INPUT ::
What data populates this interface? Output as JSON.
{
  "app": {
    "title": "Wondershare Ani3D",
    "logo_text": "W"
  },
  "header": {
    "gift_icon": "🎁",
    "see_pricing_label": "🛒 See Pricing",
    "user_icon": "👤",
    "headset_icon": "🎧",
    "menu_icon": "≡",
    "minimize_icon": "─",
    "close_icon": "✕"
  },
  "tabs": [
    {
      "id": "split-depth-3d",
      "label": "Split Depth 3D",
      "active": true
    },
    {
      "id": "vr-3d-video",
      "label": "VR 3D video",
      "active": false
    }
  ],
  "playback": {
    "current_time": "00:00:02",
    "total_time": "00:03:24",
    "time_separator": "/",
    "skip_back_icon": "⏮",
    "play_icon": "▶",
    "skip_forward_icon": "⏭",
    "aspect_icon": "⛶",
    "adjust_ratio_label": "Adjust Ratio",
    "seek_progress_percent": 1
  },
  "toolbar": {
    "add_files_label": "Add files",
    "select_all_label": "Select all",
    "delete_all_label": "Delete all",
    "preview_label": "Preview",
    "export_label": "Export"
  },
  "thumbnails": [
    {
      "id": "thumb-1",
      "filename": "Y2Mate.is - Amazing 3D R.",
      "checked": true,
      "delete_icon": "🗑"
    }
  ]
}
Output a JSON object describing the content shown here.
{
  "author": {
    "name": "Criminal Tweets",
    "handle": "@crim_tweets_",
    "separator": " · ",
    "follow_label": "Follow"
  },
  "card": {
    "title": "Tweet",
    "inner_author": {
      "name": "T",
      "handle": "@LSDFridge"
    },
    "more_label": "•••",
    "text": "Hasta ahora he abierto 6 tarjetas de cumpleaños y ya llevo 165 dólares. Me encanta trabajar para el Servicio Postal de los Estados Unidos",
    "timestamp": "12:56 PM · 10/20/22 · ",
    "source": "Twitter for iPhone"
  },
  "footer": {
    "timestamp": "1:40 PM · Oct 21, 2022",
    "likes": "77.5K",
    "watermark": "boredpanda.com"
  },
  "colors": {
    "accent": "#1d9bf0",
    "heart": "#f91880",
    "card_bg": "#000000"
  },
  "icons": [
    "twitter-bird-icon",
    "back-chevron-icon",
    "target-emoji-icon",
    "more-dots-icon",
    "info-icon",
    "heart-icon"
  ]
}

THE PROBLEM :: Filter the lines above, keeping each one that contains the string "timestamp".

RESULT FOR THIS TASK ::
    "timestamp": "12:56 PM · 10/20/22 · ",
    "timestamp": "1:40 PM · Oct 21, 2022",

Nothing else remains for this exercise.